I have written various blogs and articles about pay equity issues and action plans that employers should implement. The following court opinion (Lenzi v. Systemax, Inc) issued by the Second Circuit on December 6, 2019 brings into focus another aspect that must be evaluated.
Court Ruling (Non-legal Summary)
In this decision, the Second Circuit held that an employee does not have to actually demonstrate that she received less compensation for the same work in order to win in an unequal pay claim. Under this opinion, she only has to prove that the employer discriminated against her because of her gender. The court did not require her to actually prove that a member of the opposite sex actually earned more for an equal job. This effectively means that employees do not actually have to bring claims under the Equal Pay Act that requires that they prove unequal pay for substantially the same work. This case provides a roadmap to actually obtaining relief in an equal pay claim under the Civil Rights Act without having to do a single calculation.
This decision states that employees can make claims of unfair pay practices based on all of the protected classes under certain provisions of the Civil Rights Act, including gender, race, religion, ethnicity, and national origin. The damages that could be assessed include lost wages, benefits, and counsel fees. A recovery can include several years of unequal pay. On top of this is the opportunity to recover double or triple damages.
Impact for Employers

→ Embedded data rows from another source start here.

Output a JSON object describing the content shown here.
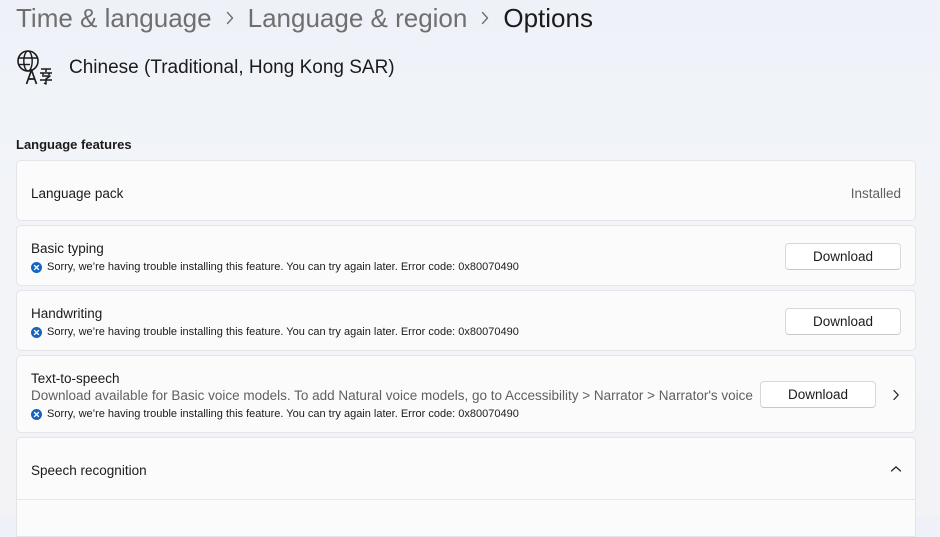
{
  "breadcrumb": {
    "items": [
      "Time & language",
      "Language & region",
      "Options"
    ]
  },
  "language": {
    "name": "Chinese (Traditional, Hong Kong SAR)",
    "icon": "language-translate-icon"
  },
  "section_title": "Language features",
  "features": {
    "language_pack": {
      "label": "Language pack",
      "status": "Installed"
    },
    "basic_typing": {
      "label": "Basic typing",
      "error": "Sorry, we’re having trouble installing this feature. You can try again later. Error code: 0x80070490",
      "button": "Download"
    },
    "handwriting": {
      "label": "Handwriting",
      "error": "Sorry, we’re having trouble installing this feature. You can try again later. Error code: 0x80070490",
      "button": "Download"
    },
    "text_to_speech": {
      "label": "Text-to-speech",
      "description": "Download available for Basic voice models. To add Natural voice models, go to Accessibility > Narrator > Narrator's voice",
      "error": "Sorry, we’re having trouble installing this feature. You can try again later. Error code: 0x80070490",
      "button": "Download"
    },
    "speech_recognition": {
      "label": "Speech recognition"
    }
  },
  "colors": {
    "error_icon": "#1565c0",
    "muted_text": "#606060"
  }
}
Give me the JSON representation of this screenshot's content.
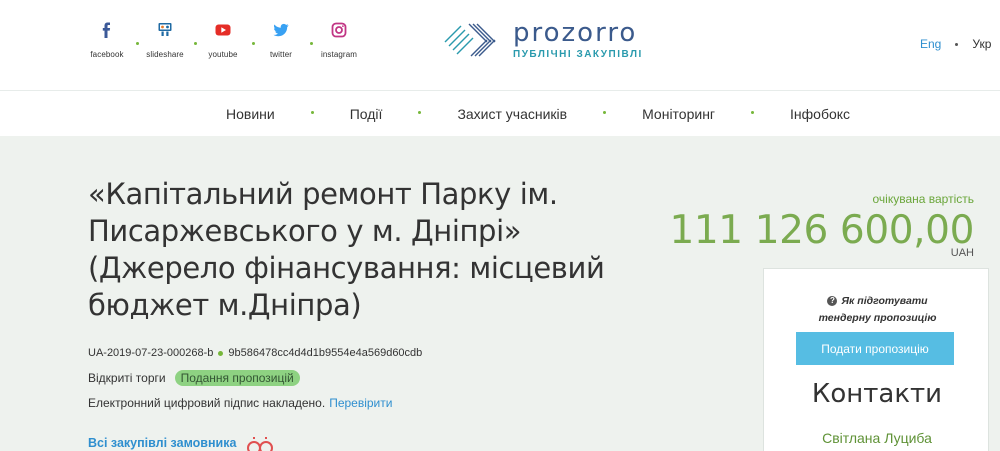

Clearly, conducting equal pay audits would be a logical first step. This will identify pay disparities prior to claims being assessed. Now, with the above ruling, the examination should extend to include records that would illustrate evidence of unequal advancement. The audits could compare various levels in the company breaking down various classes. If the subsequent hierarchy within a company demonstrates an adverse mix compared to the prior levels, then it would be a good place for employers to review their promotion standards and/or identify the reasons for certain promotions.
We have started to encourage our clients to adopt an internal compensation committee to strategically centralize compensation, promotion decisions, and related support to assist in minimizing, if not completely, eliminating biases. Tools can be created to not only track these matters but also create and enforce the use of certain objective standards for pay and even providing input into how performance evaluations are completed.